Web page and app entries
--- --- ---

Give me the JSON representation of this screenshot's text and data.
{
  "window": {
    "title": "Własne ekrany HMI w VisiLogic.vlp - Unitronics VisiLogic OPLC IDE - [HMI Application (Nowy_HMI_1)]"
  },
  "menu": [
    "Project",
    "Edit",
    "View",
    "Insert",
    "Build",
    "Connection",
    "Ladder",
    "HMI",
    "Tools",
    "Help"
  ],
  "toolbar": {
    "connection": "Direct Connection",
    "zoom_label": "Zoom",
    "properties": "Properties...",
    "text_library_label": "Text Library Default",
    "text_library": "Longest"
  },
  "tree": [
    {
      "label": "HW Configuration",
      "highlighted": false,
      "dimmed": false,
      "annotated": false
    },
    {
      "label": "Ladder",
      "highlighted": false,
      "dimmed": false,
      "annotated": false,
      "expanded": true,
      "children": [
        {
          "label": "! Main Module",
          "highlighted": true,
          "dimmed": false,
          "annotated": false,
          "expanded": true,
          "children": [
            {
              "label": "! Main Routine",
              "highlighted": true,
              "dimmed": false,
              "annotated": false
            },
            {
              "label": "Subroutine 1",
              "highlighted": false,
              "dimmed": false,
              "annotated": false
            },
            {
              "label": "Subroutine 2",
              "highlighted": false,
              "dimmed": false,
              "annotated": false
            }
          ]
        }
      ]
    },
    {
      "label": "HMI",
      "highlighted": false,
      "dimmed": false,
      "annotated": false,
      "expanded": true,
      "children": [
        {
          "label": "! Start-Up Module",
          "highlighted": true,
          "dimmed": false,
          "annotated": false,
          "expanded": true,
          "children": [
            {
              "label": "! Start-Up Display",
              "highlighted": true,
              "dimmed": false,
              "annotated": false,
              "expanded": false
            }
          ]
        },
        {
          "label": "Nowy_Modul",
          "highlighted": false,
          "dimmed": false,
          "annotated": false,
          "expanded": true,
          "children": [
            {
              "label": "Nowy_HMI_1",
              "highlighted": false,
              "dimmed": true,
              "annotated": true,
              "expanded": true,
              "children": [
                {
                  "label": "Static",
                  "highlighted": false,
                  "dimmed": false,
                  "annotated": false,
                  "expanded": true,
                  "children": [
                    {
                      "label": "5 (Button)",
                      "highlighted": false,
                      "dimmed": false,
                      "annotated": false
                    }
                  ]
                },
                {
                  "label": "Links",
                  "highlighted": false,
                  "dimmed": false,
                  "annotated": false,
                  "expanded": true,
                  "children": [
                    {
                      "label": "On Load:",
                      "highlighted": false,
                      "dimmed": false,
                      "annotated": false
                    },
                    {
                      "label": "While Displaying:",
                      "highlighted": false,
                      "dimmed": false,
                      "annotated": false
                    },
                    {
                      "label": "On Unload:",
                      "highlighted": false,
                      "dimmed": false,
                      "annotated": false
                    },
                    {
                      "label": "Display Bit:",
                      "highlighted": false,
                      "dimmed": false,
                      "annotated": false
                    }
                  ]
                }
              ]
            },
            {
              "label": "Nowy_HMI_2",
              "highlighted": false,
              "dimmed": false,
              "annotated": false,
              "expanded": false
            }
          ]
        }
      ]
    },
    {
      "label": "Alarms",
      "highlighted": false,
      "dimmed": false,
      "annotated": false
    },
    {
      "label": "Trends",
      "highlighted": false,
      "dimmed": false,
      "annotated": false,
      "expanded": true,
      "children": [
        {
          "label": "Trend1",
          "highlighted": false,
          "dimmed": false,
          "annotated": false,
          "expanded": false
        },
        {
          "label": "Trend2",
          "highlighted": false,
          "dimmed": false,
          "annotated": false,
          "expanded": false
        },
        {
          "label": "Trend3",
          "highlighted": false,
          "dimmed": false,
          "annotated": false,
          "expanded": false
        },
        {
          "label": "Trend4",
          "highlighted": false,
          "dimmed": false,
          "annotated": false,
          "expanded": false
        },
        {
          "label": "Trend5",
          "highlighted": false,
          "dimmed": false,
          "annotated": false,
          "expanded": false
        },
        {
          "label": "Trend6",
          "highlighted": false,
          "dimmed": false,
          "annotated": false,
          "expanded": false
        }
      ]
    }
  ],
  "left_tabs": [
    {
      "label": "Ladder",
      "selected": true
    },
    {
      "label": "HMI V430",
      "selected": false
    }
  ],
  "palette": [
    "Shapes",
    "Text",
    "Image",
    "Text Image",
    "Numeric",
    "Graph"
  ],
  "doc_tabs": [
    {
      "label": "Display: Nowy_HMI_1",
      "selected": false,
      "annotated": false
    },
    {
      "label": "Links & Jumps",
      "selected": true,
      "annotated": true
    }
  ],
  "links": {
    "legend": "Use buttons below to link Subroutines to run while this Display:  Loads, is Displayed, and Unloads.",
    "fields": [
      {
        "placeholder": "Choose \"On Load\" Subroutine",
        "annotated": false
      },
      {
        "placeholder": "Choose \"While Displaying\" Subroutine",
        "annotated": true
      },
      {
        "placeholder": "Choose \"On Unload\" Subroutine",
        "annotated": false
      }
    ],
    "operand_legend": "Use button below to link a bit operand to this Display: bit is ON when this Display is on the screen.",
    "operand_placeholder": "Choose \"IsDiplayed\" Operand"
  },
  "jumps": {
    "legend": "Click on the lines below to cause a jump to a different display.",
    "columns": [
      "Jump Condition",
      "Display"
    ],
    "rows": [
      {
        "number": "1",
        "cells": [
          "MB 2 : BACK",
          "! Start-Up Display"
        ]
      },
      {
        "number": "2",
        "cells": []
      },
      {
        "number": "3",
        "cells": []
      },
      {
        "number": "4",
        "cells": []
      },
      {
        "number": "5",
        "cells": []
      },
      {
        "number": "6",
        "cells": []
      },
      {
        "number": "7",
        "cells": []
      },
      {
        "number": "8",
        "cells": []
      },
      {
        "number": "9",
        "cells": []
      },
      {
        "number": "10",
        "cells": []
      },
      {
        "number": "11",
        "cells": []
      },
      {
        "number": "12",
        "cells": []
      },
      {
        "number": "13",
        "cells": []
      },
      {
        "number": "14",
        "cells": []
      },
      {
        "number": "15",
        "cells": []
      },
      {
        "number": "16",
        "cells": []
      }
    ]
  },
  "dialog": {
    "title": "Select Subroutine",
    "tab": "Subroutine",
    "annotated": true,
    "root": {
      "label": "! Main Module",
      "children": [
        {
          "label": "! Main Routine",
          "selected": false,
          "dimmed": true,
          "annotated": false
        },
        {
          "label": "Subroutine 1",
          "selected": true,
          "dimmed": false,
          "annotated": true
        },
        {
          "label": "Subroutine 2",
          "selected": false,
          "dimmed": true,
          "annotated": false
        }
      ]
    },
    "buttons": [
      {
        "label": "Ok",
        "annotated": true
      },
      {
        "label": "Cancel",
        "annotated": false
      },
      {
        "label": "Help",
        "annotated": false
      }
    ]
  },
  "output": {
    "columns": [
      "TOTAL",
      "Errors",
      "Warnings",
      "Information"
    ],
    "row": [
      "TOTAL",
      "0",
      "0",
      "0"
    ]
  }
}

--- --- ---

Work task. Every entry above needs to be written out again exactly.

Response.
Give me the JSON representation of this screenshot's text and data.
{
  "window": {
    "title": "Własne ekrany HMI w VisiLogic.vlp - Unitronics VisiLogic OPLC IDE - [HMI Application (Nowy_HMI_1)]"
  },
  "menu": [
    "Project",
    "Edit",
    "View",
    "Insert",
    "Build",
    "Connection",
    "Ladder",
    "HMI",
    "Tools",
    "Help"
  ],
  "toolbar": {
    "connection": "Direct Connection",
    "zoom_label": "Zoom",
    "properties": "Properties...",
    "text_library_label": "Text Library Default",
    "text_library": "Longest"
  },
  "tree": [
    {
      "label": "HW Configuration",
      "highlighted": false,
      "dimmed": false,
      "annotated": false
    },
    {
      "label": "Ladder",
      "highlighted": false,
      "dimmed": false,
      "annotated": false,
      "expanded": true,
      "children": [
        {
          "label": "! Main Module",
          "highlighted": true,
          "dimmed": false,
          "annotated": false,
          "expanded": true,
          "children": [
            {
              "label": "! Main Routine",
              "highlighted": true,
              "dimmed": false,
              "annotated": false
            },
            {
              "label": "Subroutine 1",
              "highlighted": false,
              "dimmed": false,
              "annotated": false
            },
            {
              "label": "Subroutine 2",
              "highlighted": false,
              "dimmed": false,
              "annotated": false
            }
          ]
        }
      ]
    },
    {
      "label": "HMI",
      "highlighted": false,
      "dimmed": false,
      "annotated": false,
      "expanded": true,
      "children": [
        {
          "label": "! Start-Up Module",
          "highlighted": true,
          "dimmed": false,
          "annotated": false,
          "expanded": true,
          "children": [
            {
              "label": "! Start-Up Display",
              "highlighted": true,
              "dimmed": false,
              "annotated": false,
              "expanded": false
            }
          ]
        },
        {
          "label": "Nowy_Modul",
          "highlighted": false,
          "dimmed": false,
          "annotated": false,
          "expanded": true,
          "children": [
            {
              "label": "Nowy_HMI_1",
              "highlighted": false,
              "dimmed": true,
              "annotated": true,
              "expanded": true,
              "children": [
                {
                  "label": "Static",
                  "highlighted": false,
                  "dimmed": false,
                  "annotated": false,
                  "expanded": true,
                  "children": [
                    {
                      "label": "5 (Button)",
                      "highlighted": false,
                      "dimmed": false,
                      "annotated": false
                    }
                  ]
                },
                {
                  "label": "Links",
                  "highlighted": false,
                  "dimmed": false,
                  "annotated": false,
                  "expanded": true,
                  "children": [
                    {
                      "label": "On Load:",
                      "highlighted": false,
                      "dimmed": false,
                      "annotated": false
                    },
                    {
                      "label": "While Displaying:",
                      "highlighted": false,
                      "dimmed": false,
                      "annotated": false
                    },
                    {
                      "label": "On Unload:",
                      "highlighted": false,
                      "dimmed": false,
                      "annotated": false
                    },
                    {
                      "label": "Display Bit:",
                      "highlighted": false,
                      "dimmed": false,
                      "annotated": false
                    }
                  ]
                }
              ]
            },
            {
              "label": "Nowy_HMI_2",
              "highlighted": false,
              "dimmed": false,
              "annotated": false,
              "expanded": false
            }
          ]
        }
      ]
    },
    {
      "label": "Alarms",
      "highlighted": false,
      "dimmed": false,
      "annotated": false
    },
    {
      "label": "Trends",
      "highlighted": false,
      "dimmed": false,
      "annotated": false,
      "expanded": true,
      "children": [
        {
          "label": "Trend1",
          "highlighted": false,
          "dimmed": false,
          "annotated": false,
          "expanded": false
        },
        {
          "label": "Trend2",
          "highlighted": false,
          "dimmed": false,
          "annotated": false,
          "expanded": false
        },
        {
          "label": "Trend3",
          "highlighted": false,
          "dimmed": false,
          "annotated": false,
          "expanded": false
        },
        {
          "label": "Trend4",
          "highlighted": false,
          "dimmed": false,
          "annotated": false,
          "expanded": false
        },
        {
          "label": "Trend5",
          "highlighted": false,
          "dimmed": false,
          "annotated": false,
          "expanded": false
        },
        {
          "label": "Trend6",
          "highlighted": false,
          "dimmed": false,
          "annotated": false,
          "expanded": false
        }
      ]
    }
  ],
  "left_tabs": [
    {
      "label": "Ladder",
      "selected": true
    },
    {
      "label": "HMI V430",
      "selected": false
    }
  ],
  "palette": [
    "Shapes",
    "Text",
    "Image",
    "Text Image",
    "Numeric",
    "Graph"
  ],
  "doc_tabs": [
    {
      "label": "Display: Nowy_HMI_1",
      "selected": false,
      "annotated": false
    },
    {
      "label": "Links & Jumps",
      "selected": true,
      "annotated": true
    }
  ],
  "links": {
    "legend": "Use buttons below to link Subroutines to run while this Display:  Loads, is Displayed, and Unloads.",
    "fields": [
      {
        "placeholder": "Choose \"On Load\" Subroutine",
        "annotated": false
      },
      {
        "placeholder": "Choose \"While Displaying\" Subroutine",
        "annotated": true
      },
      {
        "placeholder": "Choose \"On Unload\" Subroutine",
        "annotated": false
      }
    ],
    "operand_legend": "Use button below to link a bit operand to this Display: bit is ON when this Display is on the screen.",
    "operand_placeholder": "Choose \"IsDiplayed\" Operand"
  },
  "jumps": {
    "legend": "Click on the lines below to cause a jump to a different display.",
    "columns": [
      "Jump Condition",
      "Display"
    ],
    "rows": [
      {
        "number": "1",
        "cells": [
          "MB 2 : BACK",
          "! Start-Up Display"
        ]
      },
      {
        "number": "2",
        "cells": []
      },
      {
        "number": "3",
        "cells": []
      },
      {
        "number": "4",
        "cells": []
      },
      {
        "number": "5",
        "cells": []
      },
      {
        "number": "6",
        "cells": []
      },
      {
        "number": "7",
        "cells": []
      },
      {
        "number": "8",
        "cells": []
      },
      {
        "number": "9",
        "cells": []
      },
      {
        "number": "10",
        "cells": []
      },
      {
        "number": "11",
        "cells": []
      },
      {
        "number": "12",
        "cells": []
      },
      {
        "number": "13",
        "cells": []
      },
      {
        "number": "14",
        "cells": []
      },
      {
        "number": "15",
        "cells": []
      },
      {
        "number": "16",
        "cells": []
      }
    ]
  },
  "dialog": {
    "title": "Select Subroutine",
    "tab": "Subroutine",
    "annotated": true,
    "root": {
      "label": "! Main Module",
      "children": [
        {
          "label": "! Main Routine",
          "selected": false,
          "dimmed": true,
          "annotated": false
        },
        {
          "label": "Subroutine 1",
          "selected": true,
          "dimmed": false,
          "annotated": true
        },
        {
          "label": "Subroutine 2",
          "selected": false,
          "dimmed": true,
          "annotated": false
        }
      ]
    },
    "buttons": [
      {
        "label": "Ok",
        "annotated": true
      },
      {
        "label": "Cancel",
        "annotated": false
      },
      {
        "label": "Help",
        "annotated": false
      }
    ]
  },
  "output": {
    "columns": [
      "TOTAL",
      "Errors",
      "Warnings",
      "Information"
    ],
    "row": [
      "TOTAL",
      "0",
      "0",
      "0"
    ]
  }
}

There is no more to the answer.